Times were a little different during the first Black Moon album, when for example there wasn’t a lot of sampletime on the machines they used and the steps to make it sound raw were different from today’s standards. A nice statement from D. about how ‘Enta da stage’ was mixed:

‘The original beats was done on the RZ1 & 612. When we got to D&D we just sampled our loops off of tape to the 950. The 1200 was just used for sequencing. The beats was looped with the 612 and sequenced with the RZ1. Then they was recorded to tape & resampled to the 950″

All these machines explain the dirtiness of the album sound too, because they are all lo-fi and have that real analog 12-bit pureness in it. Imagine how it would be to think in sound and make all these steps from machine to machine like they were doing back then. In my opinion that’s some pure essence, a lot of cats don’t understand or agree with today. But that’s another story.

Most of his and Da Beatminerz recordings were done in the three floor house he shared with his brother, where he’s still living and doing his thing today. Also don’t forget about the famous D&D studio that was their second home: “Oh, man, D&D was our home. Monday and Friday, you’d find Beatminerz in the A Room, you’d find DJ Premier in the B Room.”

As far as sampling goes he started out using mostly loops, filter them to make a bassline out of that and then add some horns or other funky sounds to it. He had an ear for some of the smoothest jazz and funk loops out there.

The sound changed clearly when he and his brother, let’s say around ’97, knew how to chop up the sample quickly in their machines of choice (Mr.Walt uses a MPC3000 too). As they stated themselves, it had nothing to do with the sample clearance issues, but it was just about developing their skills and using the machines to the fullest.

If you want to know a couple of favorite (and interesting) Beatminerz sample flips that were not from themselves you may want to check this out.

Present & Future

Evil Dee has got many different things going on. The last few years he’s been more active as a DJ, touring on a worldwide scale. You can call him a party DJ, a podcast DJ, a turntablist… As a matter of fact he can do almost anything on the one’s and two’s. For instance he’s not the type of guy that only sticks to Serato or CDJ’s (he was one of the first to use CDJ’s and scratched with them when they came out), but still does vinyl sessions too. The last one on vinyl I’ve heard was a great James Brown mix with only 45’s.

Next to that he’s focusing on Beatminerz Radio, which is his and his brothers’ radio station. Also Crazy DJ Bazarro (producer and DJ from the Dysfunkshional Familee) is one of his ‘rights hands’, while they were battling and competing back in the day.

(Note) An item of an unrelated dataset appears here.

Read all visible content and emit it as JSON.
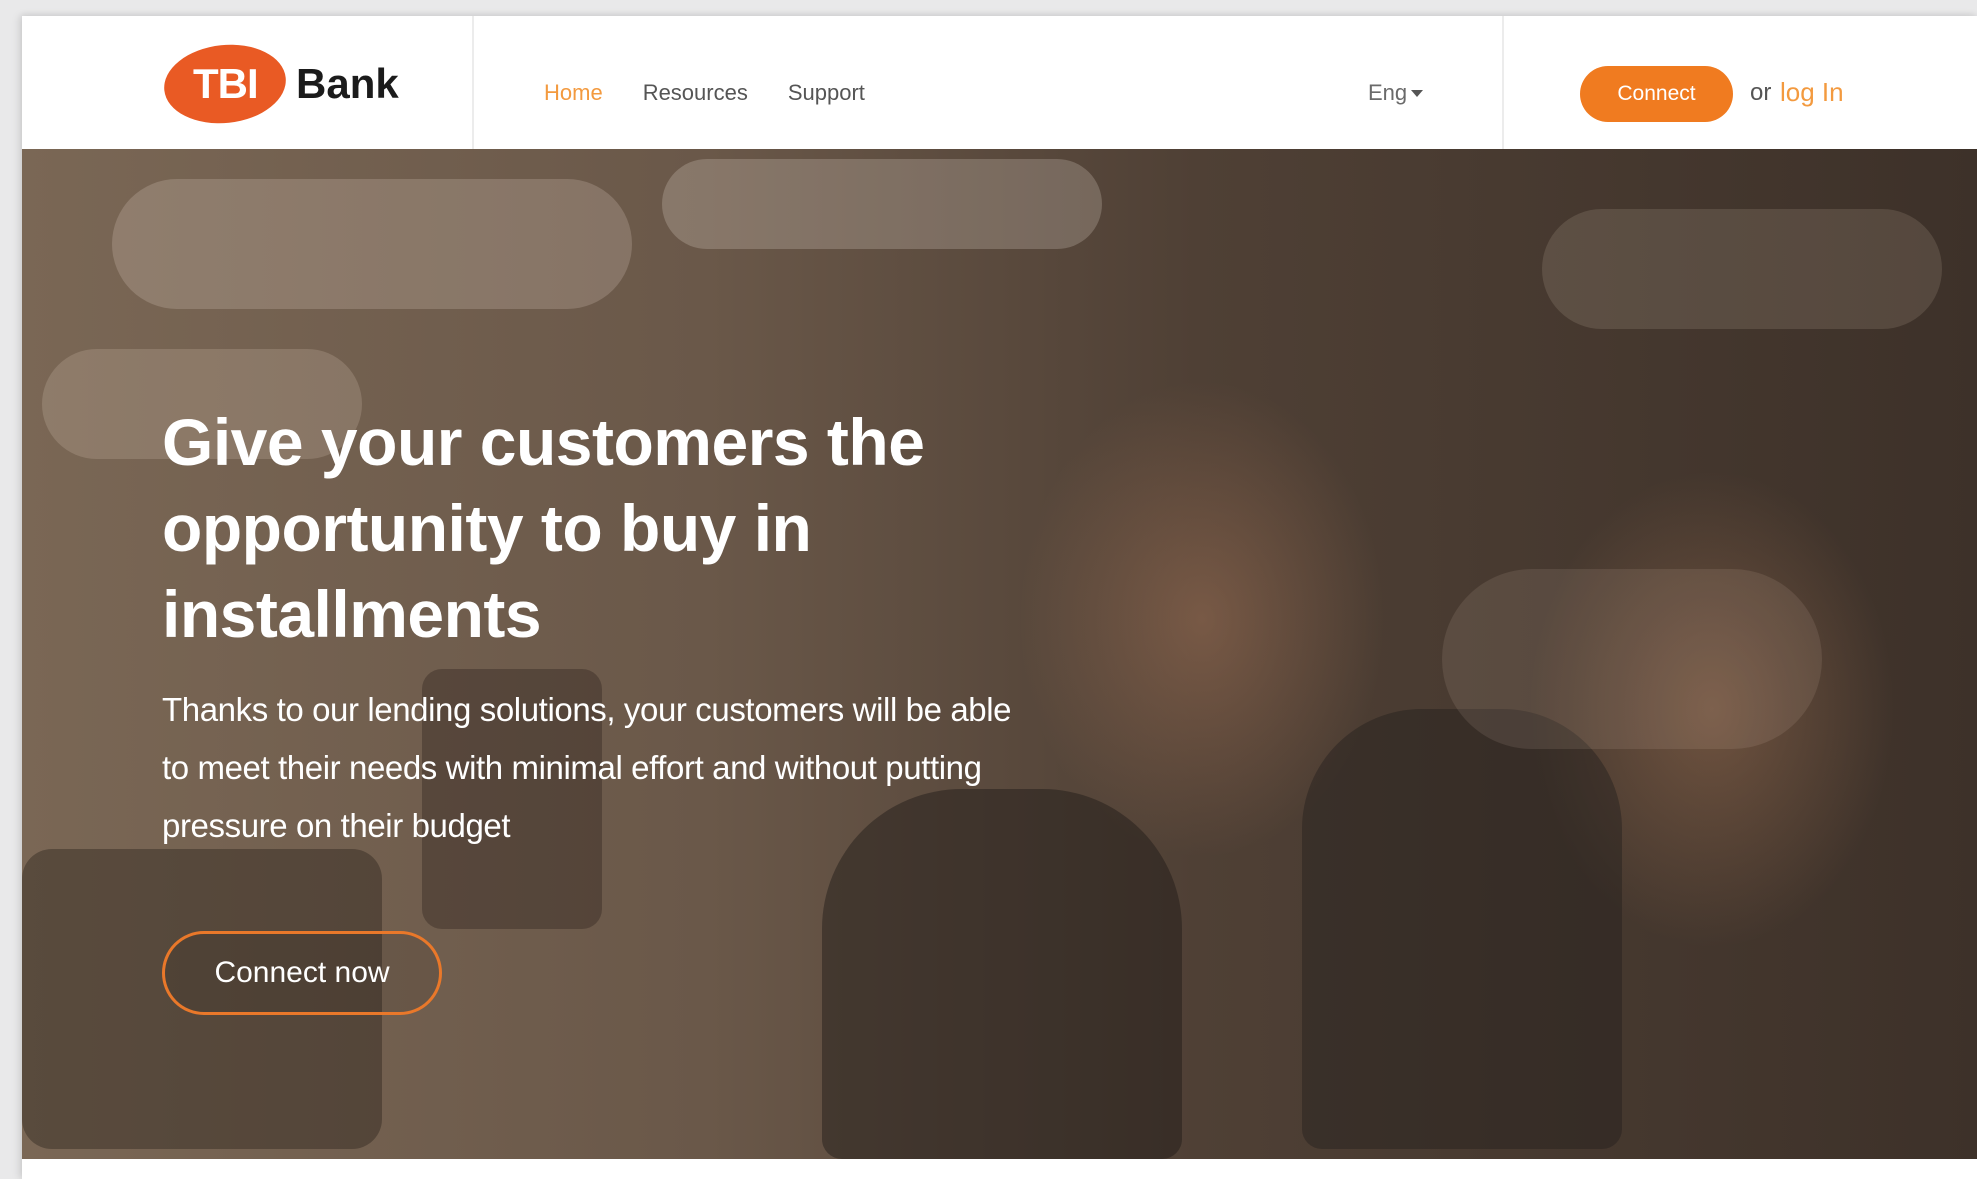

As far as the production goes, I guess and hope he’ll never stop. In 2011 they announced Da ‘New’ Beatminerz, a huge production team with all kinda cats I haven’t heard of. Evil Dee is also looking for dope Europeans to team up with, so there’s enough ill shit you can be on the look out for. Evil Dee is all about (love for) hiphop. And don’t forget about his brother Mr.Walt, who’s always there.

Did you know Evil Dee rapped too? Check this early Black Moon shit out!

I guess now you do know exactly who Evil Dee is, the highlights of his discography, weapons of choice and influence on Hip Hop. Make sure to share this if you enjoyed it, so everyone can. Be on the look out for our next edition in which you’ll get to know all about K-Def. Meanwhile, get your daily dose of hiphop tracks and history snippets through our facebook page Golden Era Tracks. Peace!